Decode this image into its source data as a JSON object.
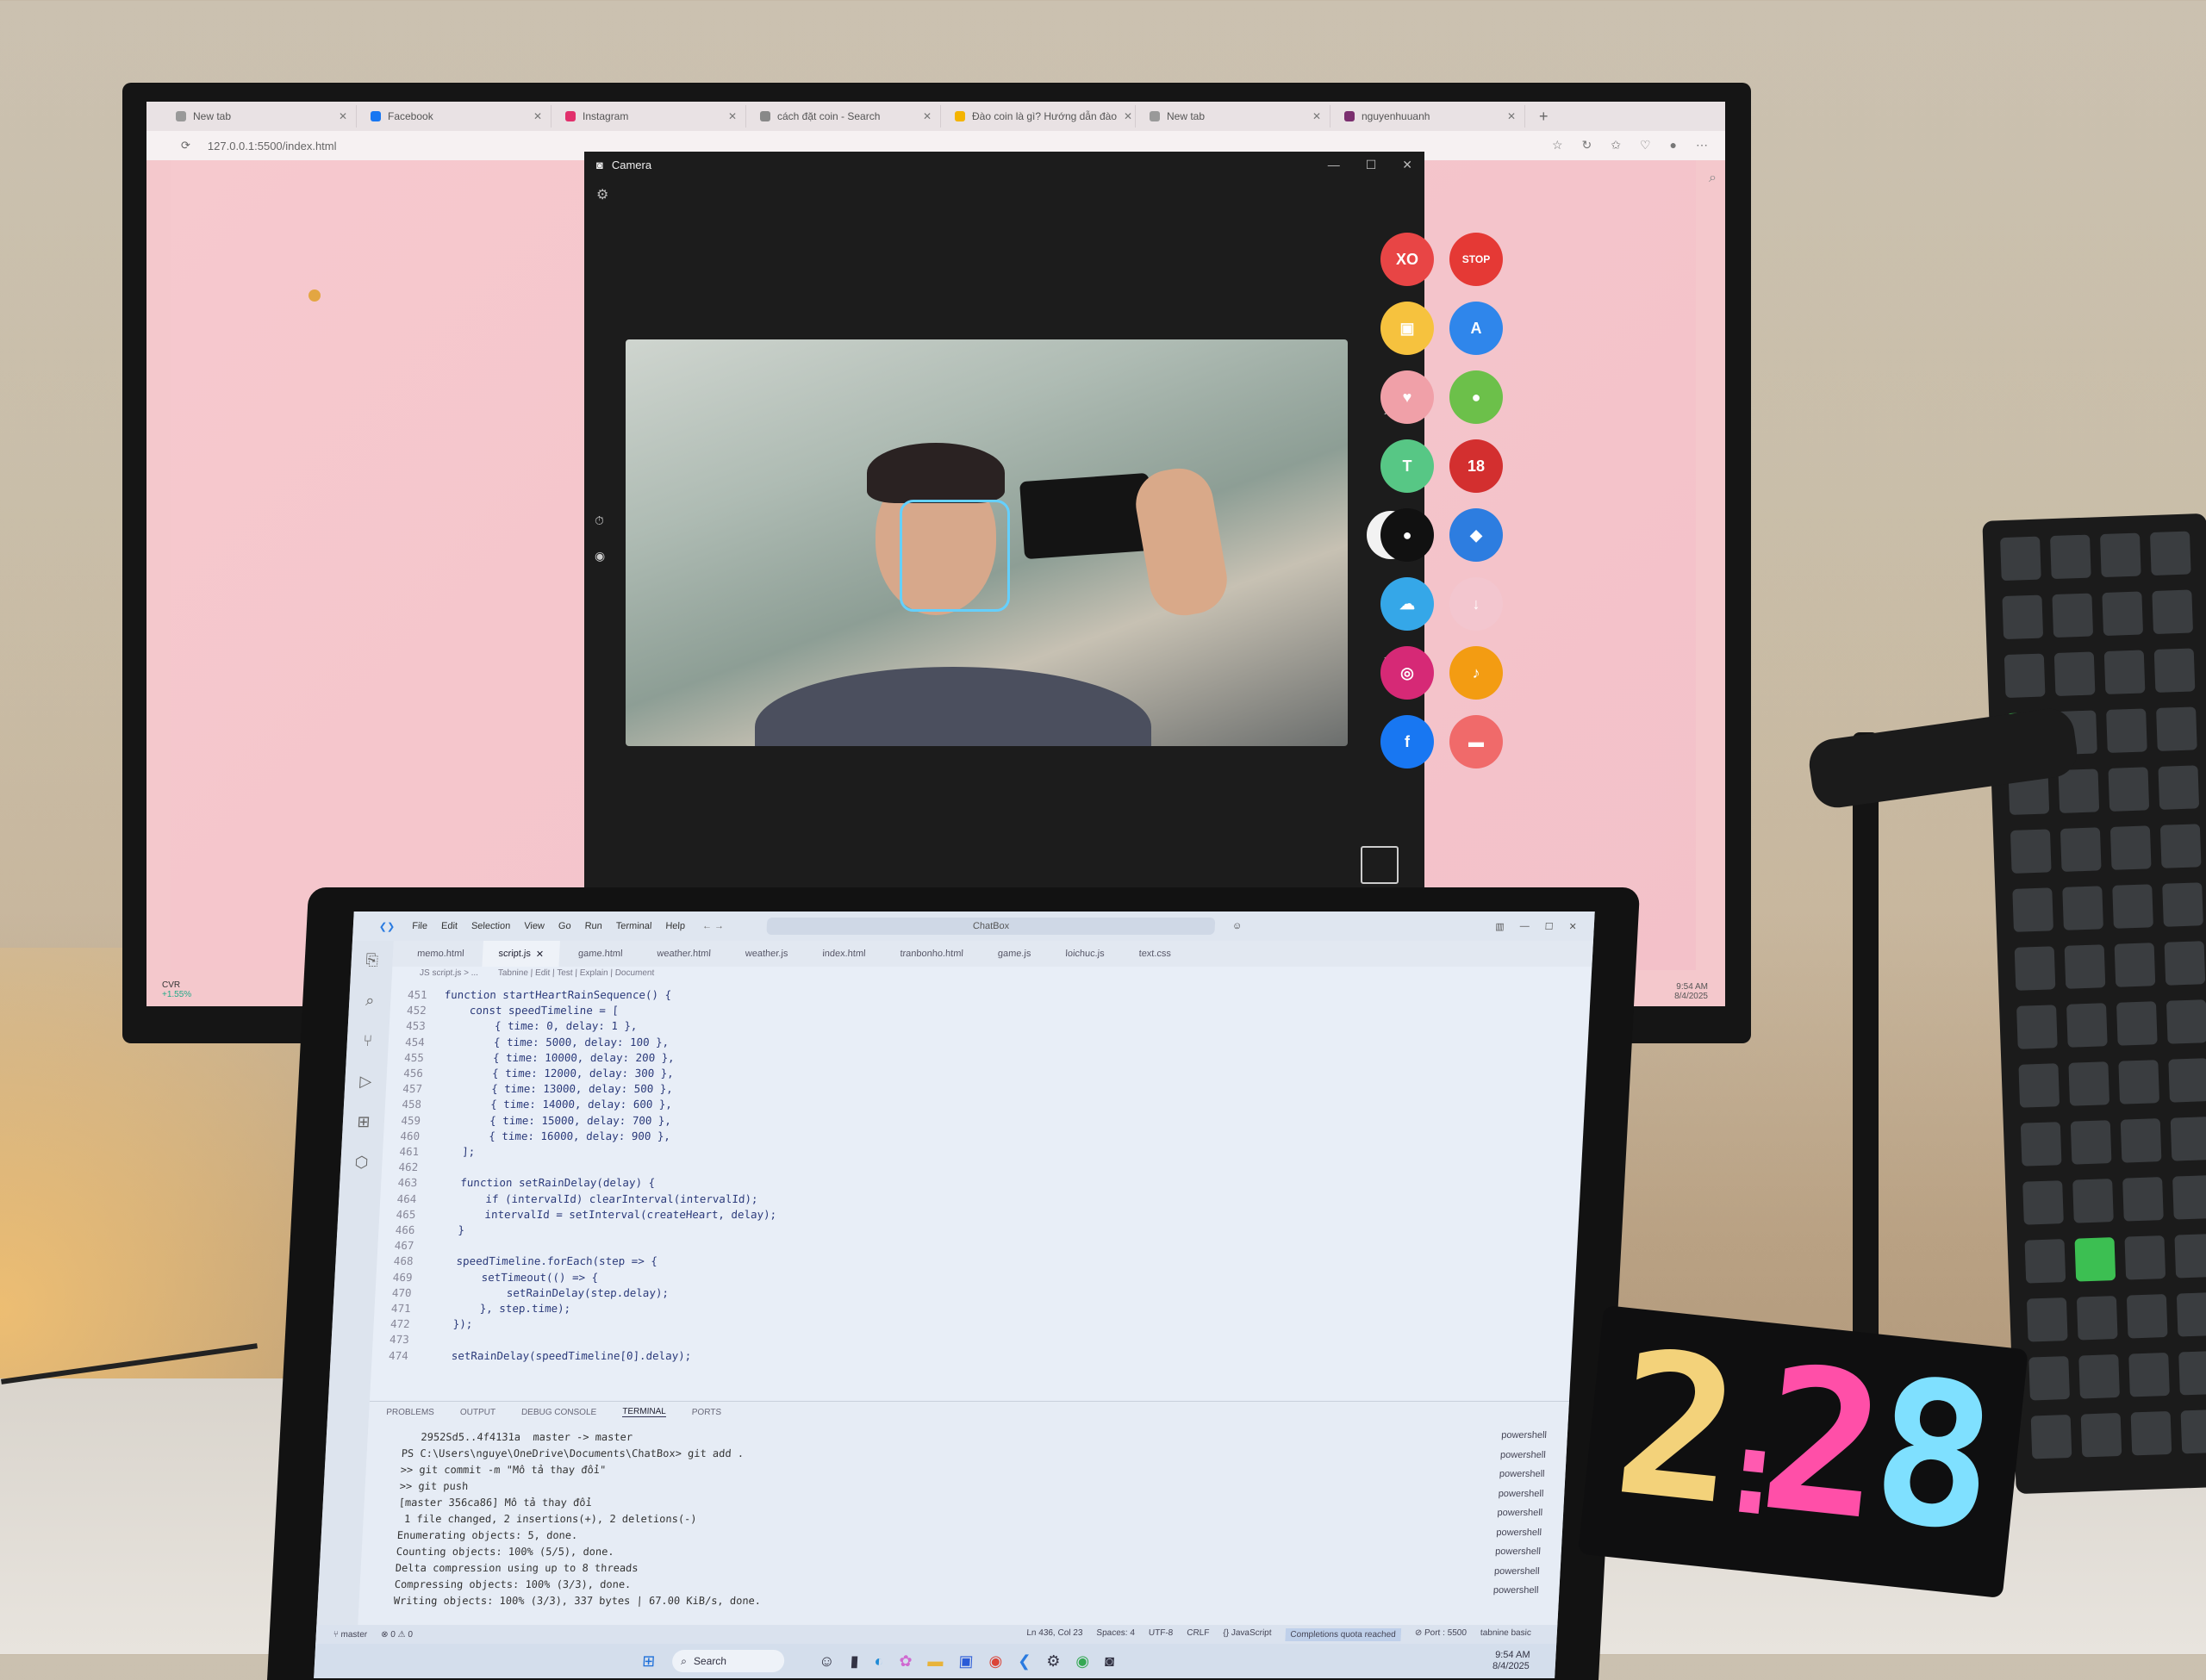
{
  "browser": {
    "tabs": [
      {
        "label": "New tab",
        "color": "#999999"
      },
      {
        "label": "Facebook",
        "color": "#1877f2"
      },
      {
        "label": "Instagram",
        "color": "#e1306c"
      },
      {
        "label": "cách đặt coin - Search",
        "color": "#888888"
      },
      {
        "label": "Đào coin là gì? Hướng dẫn đào",
        "color": "#f4b400"
      },
      {
        "label": "New tab",
        "color": "#999999"
      },
      {
        "label": "nguyenhuuanh",
        "color": "#7b2f6f"
      }
    ],
    "url": "127.0.0.1:5500/index.html",
    "taskbar_left_label": "CVR",
    "taskbar_left_sub": "+1.55%",
    "clock_time": "9:54 AM",
    "clock_date": "8/4/2025"
  },
  "camera": {
    "title": "Camera"
  },
  "apps": [
    {
      "name": "tictactoe-icon",
      "glyph": "XO",
      "color": "#e84545"
    },
    {
      "name": "stop-icon",
      "glyph": "STOP",
      "color": "#e53935"
    },
    {
      "name": "photo-booth-icon",
      "glyph": "▣",
      "color": "#f6c23e"
    },
    {
      "name": "translate-icon",
      "glyph": "A",
      "color": "#2f86eb"
    },
    {
      "name": "anatomy-icon",
      "glyph": "♥",
      "color": "#f0a0a8"
    },
    {
      "name": "flappy-bird-icon",
      "glyph": "●",
      "color": "#6cc04a"
    },
    {
      "name": "gift-icon",
      "glyph": "T",
      "color": "#57c785"
    },
    {
      "name": "age-18-icon",
      "glyph": "18",
      "color": "#d32f2f"
    },
    {
      "name": "profile-icon",
      "glyph": "●",
      "color": "#111111"
    },
    {
      "name": "gamepad-icon",
      "glyph": "◆",
      "color": "#2d7de0"
    },
    {
      "name": "weather-icon",
      "glyph": "☁",
      "color": "#35a7e8"
    },
    {
      "name": "download-icon",
      "glyph": "↓",
      "color": "#f3c6cf"
    },
    {
      "name": "instagram-icon",
      "glyph": "◎",
      "color": "#d62976"
    },
    {
      "name": "sound-icon",
      "glyph": "♪",
      "color": "#f39c12"
    },
    {
      "name": "facebook-icon",
      "glyph": "f",
      "color": "#1877f2"
    },
    {
      "name": "chat-icon",
      "glyph": "▬",
      "color": "#f06a6a"
    }
  ],
  "vscode": {
    "menu": [
      "File",
      "Edit",
      "Selection",
      "View",
      "Go",
      "Run",
      "Terminal",
      "Help"
    ],
    "search": "ChatBox",
    "tabs": [
      "memo.html",
      "script.js",
      "game.html",
      "weather.html",
      "weather.js",
      "index.html",
      "tranbonho.html",
      "game.js",
      "loichuc.js",
      "text.css"
    ],
    "breadcrumb": "JS script.js > ...",
    "codelens": "Tabnine | Edit | Test | Explain | Document",
    "code": [
      {
        "n": "451",
        "t": "function startHeartRainSequence() {"
      },
      {
        "n": "452",
        "t": "    const speedTimeline = ["
      },
      {
        "n": "453",
        "t": "        { time: 0, delay: 1 },"
      },
      {
        "n": "454",
        "t": "        { time: 5000, delay: 100 },"
      },
      {
        "n": "455",
        "t": "        { time: 10000, delay: 200 },"
      },
      {
        "n": "456",
        "t": "        { time: 12000, delay: 300 },"
      },
      {
        "n": "457",
        "t": "        { time: 13000, delay: 500 },"
      },
      {
        "n": "458",
        "t": "        { time: 14000, delay: 600 },"
      },
      {
        "n": "459",
        "t": "        { time: 15000, delay: 700 },"
      },
      {
        "n": "460",
        "t": "        { time: 16000, delay: 900 },"
      },
      {
        "n": "461",
        "t": "    ];"
      },
      {
        "n": "462",
        "t": ""
      },
      {
        "n": "463",
        "t": "    function setRainDelay(delay) {"
      },
      {
        "n": "464",
        "t": "        if (intervalId) clearInterval(intervalId);"
      },
      {
        "n": "465",
        "t": "        intervalId = setInterval(createHeart, delay);"
      },
      {
        "n": "466",
        "t": "    }"
      },
      {
        "n": "467",
        "t": ""
      },
      {
        "n": "468",
        "t": "    speedTimeline.forEach(step => {"
      },
      {
        "n": "469",
        "t": "        setTimeout(() => {"
      },
      {
        "n": "470",
        "t": "            setRainDelay(step.delay);"
      },
      {
        "n": "471",
        "t": "        }, step.time);"
      },
      {
        "n": "472",
        "t": "    });"
      },
      {
        "n": "473",
        "t": ""
      },
      {
        "n": "474",
        "t": "    setRainDelay(speedTimeline[0].delay);"
      }
    ],
    "panel_tabs": [
      "PROBLEMS",
      "OUTPUT",
      "DEBUG CONSOLE",
      "TERMINAL",
      "PORTS"
    ],
    "terminal": [
      "   2952Sd5..4f4131a  master -> master",
      "PS C:\\Users\\nguye\\OneDrive\\Documents\\ChatBox> git add .",
      ">> git commit -m \"Mô tả thay đổi\"",
      ">> git push",
      "[master 356ca86] Mô tả thay đổi",
      " 1 file changed, 2 insertions(+), 2 deletions(-)",
      "Enumerating objects: 5, done.",
      "Counting objects: 100% (5/5), done.",
      "Delta compression using up to 8 threads",
      "Compressing objects: 100% (3/3), done.",
      "Writing objects: 100% (3/3), 337 bytes | 67.00 KiB/s, done."
    ],
    "shells": [
      "powershell",
      "powershell",
      "powershell",
      "powershell",
      "powershell",
      "powershell",
      "powershell",
      "powershell",
      "powershell"
    ],
    "status_left": "master",
    "status_errors": "⊗ 0 ⚠ 0",
    "status_items": [
      "Ln 436, Col 23",
      "Spaces: 4",
      "UTF-8",
      "CRLF",
      "{} JavaScript",
      "Completions quota reached",
      "⊘ Port : 5500",
      "tabnine basic"
    ],
    "taskbar_search": "Search",
    "clock_time": "9:54 AM",
    "clock_date": "8/4/2025"
  },
  "led_clock": {
    "digits": [
      "2",
      ":",
      "2",
      "8"
    ],
    "colors": [
      "#f3d27a",
      "#ff5ab0",
      "#ff4fa8",
      "#7fe0ff"
    ]
  }
}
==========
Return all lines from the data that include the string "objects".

▶ _TASK RESPONSE_
      "Enumerating objects: 5, done.",
      "Counting objects: 100% (5/5), done.",
      "Compressing objects: 100% (3/3), done.",
      "Writing objects: 100% (3/3), 337 bytes | 67.00 KiB/s, done."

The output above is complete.